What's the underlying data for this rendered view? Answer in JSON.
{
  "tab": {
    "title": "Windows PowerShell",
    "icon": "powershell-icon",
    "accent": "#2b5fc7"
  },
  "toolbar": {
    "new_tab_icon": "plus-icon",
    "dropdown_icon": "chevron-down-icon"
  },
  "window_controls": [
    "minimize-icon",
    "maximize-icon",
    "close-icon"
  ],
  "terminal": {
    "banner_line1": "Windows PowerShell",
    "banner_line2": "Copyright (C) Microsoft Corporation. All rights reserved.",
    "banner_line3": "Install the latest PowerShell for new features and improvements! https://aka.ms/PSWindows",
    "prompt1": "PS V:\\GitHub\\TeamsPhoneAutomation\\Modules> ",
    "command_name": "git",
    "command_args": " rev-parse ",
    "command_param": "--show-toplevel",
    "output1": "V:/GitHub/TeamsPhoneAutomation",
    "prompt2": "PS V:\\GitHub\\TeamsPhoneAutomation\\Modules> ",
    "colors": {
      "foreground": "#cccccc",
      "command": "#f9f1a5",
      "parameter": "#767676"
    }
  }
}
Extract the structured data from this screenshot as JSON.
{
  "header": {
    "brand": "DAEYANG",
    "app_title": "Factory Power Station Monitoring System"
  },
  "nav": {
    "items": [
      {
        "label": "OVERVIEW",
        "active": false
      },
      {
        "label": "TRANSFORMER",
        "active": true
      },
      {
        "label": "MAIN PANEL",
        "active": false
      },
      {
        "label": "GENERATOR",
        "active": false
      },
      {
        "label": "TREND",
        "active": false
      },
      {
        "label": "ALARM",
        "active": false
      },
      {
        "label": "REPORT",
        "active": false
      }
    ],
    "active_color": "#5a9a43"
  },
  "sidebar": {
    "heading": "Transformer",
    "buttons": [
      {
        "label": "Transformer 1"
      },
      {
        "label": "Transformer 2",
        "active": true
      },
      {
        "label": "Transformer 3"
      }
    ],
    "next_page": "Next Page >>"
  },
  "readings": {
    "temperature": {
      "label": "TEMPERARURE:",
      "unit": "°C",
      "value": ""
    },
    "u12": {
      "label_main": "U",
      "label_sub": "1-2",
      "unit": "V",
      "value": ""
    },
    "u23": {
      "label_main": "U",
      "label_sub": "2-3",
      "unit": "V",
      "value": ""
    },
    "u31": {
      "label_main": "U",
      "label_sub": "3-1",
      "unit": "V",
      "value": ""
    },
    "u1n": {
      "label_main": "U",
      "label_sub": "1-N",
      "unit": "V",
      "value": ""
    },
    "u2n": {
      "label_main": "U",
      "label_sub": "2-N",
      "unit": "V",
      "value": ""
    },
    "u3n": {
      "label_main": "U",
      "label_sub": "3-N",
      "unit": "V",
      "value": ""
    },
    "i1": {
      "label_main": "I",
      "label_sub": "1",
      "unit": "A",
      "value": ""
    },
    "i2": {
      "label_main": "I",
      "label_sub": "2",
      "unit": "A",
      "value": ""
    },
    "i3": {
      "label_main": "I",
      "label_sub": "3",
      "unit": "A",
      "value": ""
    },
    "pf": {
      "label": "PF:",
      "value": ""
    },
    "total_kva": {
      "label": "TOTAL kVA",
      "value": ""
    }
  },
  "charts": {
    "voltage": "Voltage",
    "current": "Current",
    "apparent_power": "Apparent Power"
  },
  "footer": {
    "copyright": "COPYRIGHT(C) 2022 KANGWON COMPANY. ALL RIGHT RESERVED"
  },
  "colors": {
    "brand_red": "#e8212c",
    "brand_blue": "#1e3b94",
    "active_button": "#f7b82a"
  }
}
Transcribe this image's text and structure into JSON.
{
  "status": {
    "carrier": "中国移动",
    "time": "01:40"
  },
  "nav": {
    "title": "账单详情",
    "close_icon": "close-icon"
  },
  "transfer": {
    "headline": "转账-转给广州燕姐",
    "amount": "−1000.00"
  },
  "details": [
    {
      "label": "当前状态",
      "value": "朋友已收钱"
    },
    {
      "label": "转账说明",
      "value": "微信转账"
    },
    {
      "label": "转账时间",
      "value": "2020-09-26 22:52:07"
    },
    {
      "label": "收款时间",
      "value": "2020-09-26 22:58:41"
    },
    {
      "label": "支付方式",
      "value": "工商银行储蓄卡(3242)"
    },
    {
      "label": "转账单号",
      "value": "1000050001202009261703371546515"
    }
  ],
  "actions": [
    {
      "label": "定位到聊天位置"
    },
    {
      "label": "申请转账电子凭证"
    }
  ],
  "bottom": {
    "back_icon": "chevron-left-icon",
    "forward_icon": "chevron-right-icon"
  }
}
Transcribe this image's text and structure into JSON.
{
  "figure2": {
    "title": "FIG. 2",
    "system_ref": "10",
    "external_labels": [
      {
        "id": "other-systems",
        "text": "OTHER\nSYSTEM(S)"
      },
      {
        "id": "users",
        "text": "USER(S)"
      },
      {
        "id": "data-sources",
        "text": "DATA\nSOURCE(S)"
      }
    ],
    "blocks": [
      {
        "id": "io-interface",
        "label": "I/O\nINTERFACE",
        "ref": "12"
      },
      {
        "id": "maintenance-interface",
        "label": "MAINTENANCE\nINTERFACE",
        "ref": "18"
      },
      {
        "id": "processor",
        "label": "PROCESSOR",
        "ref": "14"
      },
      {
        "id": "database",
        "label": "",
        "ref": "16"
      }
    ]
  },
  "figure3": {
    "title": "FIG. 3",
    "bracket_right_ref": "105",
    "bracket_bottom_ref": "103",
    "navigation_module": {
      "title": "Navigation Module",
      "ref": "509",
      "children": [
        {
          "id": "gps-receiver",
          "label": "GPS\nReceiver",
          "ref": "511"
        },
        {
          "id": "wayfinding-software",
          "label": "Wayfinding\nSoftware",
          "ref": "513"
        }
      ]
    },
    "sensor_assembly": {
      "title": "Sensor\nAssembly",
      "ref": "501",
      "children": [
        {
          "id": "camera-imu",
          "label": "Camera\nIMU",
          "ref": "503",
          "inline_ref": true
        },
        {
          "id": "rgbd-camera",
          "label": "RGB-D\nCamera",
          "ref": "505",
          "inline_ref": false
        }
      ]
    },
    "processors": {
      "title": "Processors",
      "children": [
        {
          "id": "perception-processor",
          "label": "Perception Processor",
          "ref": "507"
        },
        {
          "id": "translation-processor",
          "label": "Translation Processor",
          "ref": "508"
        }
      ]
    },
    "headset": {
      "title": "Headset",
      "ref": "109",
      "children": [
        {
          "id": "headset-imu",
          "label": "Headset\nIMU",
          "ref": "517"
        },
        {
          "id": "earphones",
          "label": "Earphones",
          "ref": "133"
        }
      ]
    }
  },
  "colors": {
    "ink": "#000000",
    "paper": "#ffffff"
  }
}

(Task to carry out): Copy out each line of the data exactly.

(Final answer):
What's the underlying data for this rendered view? Answer in JSON.
{
  "tab": {
    "title": "Windows PowerShell",
    "icon": "powershell-icon",
    "accent": "#2b5fc7"
  },
  "toolbar": {
    "new_tab_icon": "plus-icon",
    "dropdown_icon": "chevron-down-icon"
  },
  "window_controls": [
    "minimize-icon",
    "maximize-icon",
    "close-icon"
  ],
  "terminal": {
    "banner_line1": "Windows PowerShell",
    "banner_line2": "Copyright (C) Microsoft Corporation. All rights reserved.",
    "banner_line3": "Install the latest PowerShell for new features and improvements! https://aka.ms/PSWindows",
    "prompt1": "PS V:\\GitHub\\TeamsPhoneAutomation\\Modules> ",
    "command_name": "git",
    "command_args": " rev-parse ",
    "command_param": "--show-toplevel",
    "output1": "V:/GitHub/TeamsPhoneAutomation",
    "prompt2": "PS V:\\GitHub\\TeamsPhoneAutomation\\Modules> ",
    "colors": {
      "foreground": "#cccccc",
      "command": "#f9f1a5",
      "parameter": "#767676"
    }
  }
}
Extract the structured data from this screenshot as JSON.
{
  "header": {
    "brand": "DAEYANG",
    "app_title": "Factory Power Station Monitoring System"
  },
  "nav": {
    "items": [
      {
        "label": "OVERVIEW",
        "active": false
      },
      {
        "label": "TRANSFORMER",
        "active": true
      },
      {
        "label": "MAIN PANEL",
        "active": false
      },
      {
        "label": "GENERATOR",
        "active": false
      },
      {
        "label": "TREND",
        "active": false
      },
      {
        "label": "ALARM",
        "active": false
      },
      {
        "label": "REPORT",
        "active": false
      }
    ],
    "active_color": "#5a9a43"
  },
  "sidebar": {
    "heading": "Transformer",
    "buttons": [
      {
        "label": "Transformer 1"
      },
      {
        "label": "Transformer 2",
        "active": true
      },
      {
        "label": "Transformer 3"
      }
    ],
    "next_page": "Next Page >>"
  },
  "readings": {
    "temperature": {
      "label": "TEMPERARURE:",
      "unit": "°C",
      "value": ""
    },
    "u12": {
      "label_main": "U",
      "label_sub": "1-2",
      "unit": "V",
      "value": ""
    },
    "u23": {
      "label_main": "U",
      "label_sub": "2-3",
      "unit": "V",
      "value": ""
    },
    "u31": {
      "label_main": "U",
      "label_sub": "3-1",
      "unit": "V",
      "value": ""
    },
    "u1n": {
      "label_main": "U",
      "label_sub": "1-N",
      "unit": "V",
      "value": ""
    },
    "u2n": {
      "label_main": "U",
      "label_sub": "2-N",
      "unit": "V",
      "value": ""
    },
    "u3n": {
      "label_main": "U",
      "label_sub": "3-N",
      "unit": "V",
      "value": ""
    },
    "i1": {
      "label_main": "I",
      "label_sub": "1",
      "unit": "A",
      "value": ""
    },
    "i2": {
      "label_main": "I",
      "label_sub": "2",
      "unit": "A",
      "value": ""
    },
    "i3": {
      "label_main": "I",
      "label_sub": "3",
      "unit": "A",
      "value": ""
    },
    "pf": {
      "label": "PF:",
      "value": ""
    },
    "total_kva": {
      "label": "TOTAL kVA",
      "value": ""
    }
  },
  "charts": {
    "voltage": "Voltage",
    "current": "Current",
    "apparent_power": "Apparent Power"
  },
  "footer": {
    "copyright": "COPYRIGHT(C) 2022 KANGWON COMPANY. ALL RIGHT RESERVED"
  },
  "colors": {
    "brand_red": "#e8212c",
    "brand_blue": "#1e3b94",
    "active_button": "#f7b82a"
  }
}
Transcribe this image's text and structure into JSON.
{
  "status": {
    "carrier": "中国移动",
    "time": "01:40"
  },
  "nav": {
    "title": "账单详情",
    "close_icon": "close-icon"
  },
  "transfer": {
    "headline": "转账-转给广州燕姐",
    "amount": "−1000.00"
  },
  "details": [
    {
      "label": "当前状态",
      "value": "朋友已收钱"
    },
    {
      "label": "转账说明",
      "value": "微信转账"
    },
    {
      "label": "转账时间",
      "value": "2020-09-26 22:52:07"
    },
    {
      "label": "收款时间",
      "value": "2020-09-26 22:58:41"
    },
    {
      "label": "支付方式",
      "value": "工商银行储蓄卡(3242)"
    },
    {
      "label": "转账单号",
      "value": "1000050001202009261703371546515"
    }
  ],
  "actions": [
    {
      "label": "定位到聊天位置"
    },
    {
      "label": "申请转账电子凭证"
    }
  ],
  "bottom": {
    "back_icon": "chevron-left-icon",
    "forward_icon": "chevron-right-icon"
  }
}
Transcribe this image's text and structure into JSON.
{
  "figure2": {
    "title": "FIG. 2",
    "system_ref": "10",
    "external_labels": [
      {
        "id": "other-systems",
        "text": "OTHER\nSYSTEM(S)"
      },
      {
        "id": "users",
        "text": "USER(S)"
      },
      {
        "id": "data-sources",
        "text": "DATA\nSOURCE(S)"
      }
    ],
    "blocks": [
      {
        "id": "io-interface",
        "label": "I/O\nINTERFACE",
        "ref": "12"
      },
      {
        "id": "maintenance-interface",
        "label": "MAINTENANCE\nINTERFACE",
        "ref": "18"
      },
      {
        "id": "processor",
        "label": "PROCESSOR",
        "ref": "14"
      },
      {
        "id": "database",
        "label": "",
        "ref": "16"
      }
    ]
  },
  "figure3": {
    "title": "FIG. 3",
    "bracket_right_ref": "105",
    "bracket_bottom_ref": "103",
    "navigation_module": {
      "title": "Navigation Module",
      "ref": "509",
      "children": [
        {
          "id": "gps-receiver",
          "label": "GPS\nReceiver",
          "ref": "511"
        },
        {
          "id": "wayfinding-software",
          "label": "Wayfinding\nSoftware",
          "ref": "513"
        }
      ]
    },
    "sensor_assembly": {
      "title": "Sensor\nAssembly",
      "ref": "501",
      "children": [
        {
          "id": "camera-imu",
          "label": "Camera\nIMU",
          "ref": "503",
          "inline_ref": true
        },
        {
          "id": "rgbd-camera",
          "label": "RGB-D\nCamera",
          "ref": "505",
          "inline_ref": false
        }
      ]
    },
    "processors": {
      "title": "Processors",
      "children": [
        {
          "id": "perception-processor",
          "label": "Perception Processor",
          "ref": "507"
        },
        {
          "id": "translation-processor",
          "label": "Translation Processor",
          "ref": "508"
        }
      ]
    },
    "headset": {
      "title": "Headset",
      "ref": "109",
      "children": [
        {
          "id": "headset-imu",
          "label": "Headset\nIMU",
          "ref": "517"
        },
        {
          "id": "earphones",
          "label": "Earphones",
          "ref": "133"
        }
      ]
    }
  },
  "colors": {
    "ink": "#000000",
    "paper": "#ffffff"
  }
}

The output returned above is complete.